I’m not sure that History weighs on us, but Memory certainly does. For example, inflation and deflation are subjects of learning and memory for those who experience them. Deflation (falling prices) plagued American borrowers and benefitted American lenders in the last quarter of the 19th Century. People looked at inflation (rising prices) with longing or loathing. If you were, say, 64 in 1934, then you were born in 1870. Growing up, you would probably have heard about reams of paper money printed without any fixed relationship to gold in order to finance your particular country’s search for victory in the Civil War. As an adult, you would have read with exultation or dread, depending on your social class, William Jennings Bryan’s “Cross of Gold” speech and the Populist calls for the free coinage of silver at a ratio of 16:1. That is, you would have been familiar with inflation as a good thing (for debtors) or a bad thing (for creditors), rather than as just a normal thing. In the wake of the election of 1896, a conservative victory, Congress enacted American adhesion to the gold standard. However, that was just Congress, a bunch of gutless poltroons (why else would you bribe them?) who might change their minds with the wind. As a result, many lenders inserted “gold clauses” in contracts. These obligated borrowers to repay in gold coins of “present weight and fineness” or in paper of equivalent value. Basically, “gold clauses” were inflation-proofing insisted upon by lenders. They applied to various contracts, but especially to bonds—government and corporate IOUs.
OK, skip ahead to the Great Depression of the 1930s. Taking the leadership of a country sunk in the slough of despond, Franklin D. Roosevelt opted for inflation over deflation. He severed the United States from the Gold Standard, which kept currencies fixed at specific rates of exchange, and then revalued the dollar. This allowed Roosevelt to “raise” the price of gold held by the United States and print more dollars to accommodate its higher price. The “price” of gold rose from about $21/ounce to $35/ounce. So, by about two-thirds. This inflated prices and devalued debts. Great! For anyone who had debts not inflation-proofed.
At this point, Roosevelt’s policy slammed into the “gold clauses” on many bonds. Because of the two-thirds rise in the price of gold, debtors had to pay lenders about two-thirds more than they had borrowed. One of those debtors was the United States government, which owed about $20 billion in gold-clause bonds. In 1935, the Supreme Court—in the “gold clause cases:–held that the government could abrogate public and private gold clauses. That is, the U.S. government is not obligated to pay its debts and it did not pay them in this case.
Still, it is a commonplace that the United States has never defaulted on its debts. That reassuring belief keeps people buying Treasury bonds when the deficit and national debt keep growing to extraordinary levels. Except, maybe Bill Gross when he was at PIMCO.

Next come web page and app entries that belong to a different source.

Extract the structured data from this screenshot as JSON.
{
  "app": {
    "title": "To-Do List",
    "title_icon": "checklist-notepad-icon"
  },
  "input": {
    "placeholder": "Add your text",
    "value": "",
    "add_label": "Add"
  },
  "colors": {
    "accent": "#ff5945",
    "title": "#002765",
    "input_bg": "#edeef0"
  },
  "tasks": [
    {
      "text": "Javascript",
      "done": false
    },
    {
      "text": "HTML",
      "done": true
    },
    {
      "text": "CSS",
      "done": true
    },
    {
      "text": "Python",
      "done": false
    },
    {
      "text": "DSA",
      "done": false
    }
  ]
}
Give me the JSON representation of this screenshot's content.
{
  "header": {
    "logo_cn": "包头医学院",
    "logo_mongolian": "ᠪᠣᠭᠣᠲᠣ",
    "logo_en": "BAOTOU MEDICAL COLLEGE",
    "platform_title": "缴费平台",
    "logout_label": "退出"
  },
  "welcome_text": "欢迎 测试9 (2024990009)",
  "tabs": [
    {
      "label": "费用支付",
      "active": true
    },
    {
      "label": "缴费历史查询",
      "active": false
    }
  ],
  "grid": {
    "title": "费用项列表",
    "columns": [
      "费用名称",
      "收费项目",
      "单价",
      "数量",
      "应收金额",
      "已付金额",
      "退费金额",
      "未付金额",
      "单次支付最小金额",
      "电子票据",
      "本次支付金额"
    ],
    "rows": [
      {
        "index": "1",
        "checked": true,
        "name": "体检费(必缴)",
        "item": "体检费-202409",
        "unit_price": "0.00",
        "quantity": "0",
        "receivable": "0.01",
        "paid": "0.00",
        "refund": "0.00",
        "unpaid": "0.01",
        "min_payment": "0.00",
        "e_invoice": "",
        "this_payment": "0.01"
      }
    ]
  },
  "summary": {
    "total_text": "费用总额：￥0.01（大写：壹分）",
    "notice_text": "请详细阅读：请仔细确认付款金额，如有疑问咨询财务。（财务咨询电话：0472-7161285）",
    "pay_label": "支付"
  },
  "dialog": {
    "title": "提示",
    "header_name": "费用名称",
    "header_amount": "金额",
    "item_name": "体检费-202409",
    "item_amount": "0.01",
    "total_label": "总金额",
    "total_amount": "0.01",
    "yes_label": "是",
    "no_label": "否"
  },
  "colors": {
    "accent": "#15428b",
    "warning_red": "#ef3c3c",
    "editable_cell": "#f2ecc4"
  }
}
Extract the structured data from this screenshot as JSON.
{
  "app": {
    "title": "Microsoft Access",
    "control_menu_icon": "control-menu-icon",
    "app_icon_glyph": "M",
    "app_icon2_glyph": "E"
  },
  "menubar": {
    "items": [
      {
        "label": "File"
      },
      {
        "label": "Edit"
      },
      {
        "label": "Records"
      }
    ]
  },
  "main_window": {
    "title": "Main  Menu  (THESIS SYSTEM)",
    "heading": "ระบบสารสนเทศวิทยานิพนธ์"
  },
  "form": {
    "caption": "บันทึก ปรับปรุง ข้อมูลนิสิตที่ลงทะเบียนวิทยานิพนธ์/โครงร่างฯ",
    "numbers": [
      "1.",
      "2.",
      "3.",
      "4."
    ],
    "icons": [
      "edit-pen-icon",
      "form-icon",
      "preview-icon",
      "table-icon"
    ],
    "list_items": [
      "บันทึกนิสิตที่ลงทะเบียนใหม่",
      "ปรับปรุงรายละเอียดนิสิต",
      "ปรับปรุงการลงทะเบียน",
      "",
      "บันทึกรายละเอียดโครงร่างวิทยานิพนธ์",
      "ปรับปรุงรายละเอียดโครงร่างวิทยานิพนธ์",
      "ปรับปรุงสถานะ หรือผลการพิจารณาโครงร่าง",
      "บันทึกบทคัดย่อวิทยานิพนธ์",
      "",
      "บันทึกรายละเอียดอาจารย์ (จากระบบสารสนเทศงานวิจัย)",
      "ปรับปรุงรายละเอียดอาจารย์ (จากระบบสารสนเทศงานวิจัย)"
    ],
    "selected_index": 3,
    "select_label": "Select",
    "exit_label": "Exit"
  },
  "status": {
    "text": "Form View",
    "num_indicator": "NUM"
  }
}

 That’s probably why “we” never learn from the past, but individuals often do learn from the past. There is no way to transmit the acquired knowledge. They why study History at all? Because smart people will be among the few who learn lessons and for everyone else, it’s pretty entertaining.
 Sebastian Edwards, American Default: The Untold Story of FDR, the Supreme Court, and the Battle over Gold (2018).
 Worth about $380 billion in 2018 dollars.
 https://www.theatlantic.com/business/archive/2011/03/pimcos-gross-asks-who-will-buy-treasuries-when-the-fed-doesnt/72276/ ; https://www.theatlantic.com/business/archive/2011/05/bill-gross-on-deficits-and-the-fed/238682/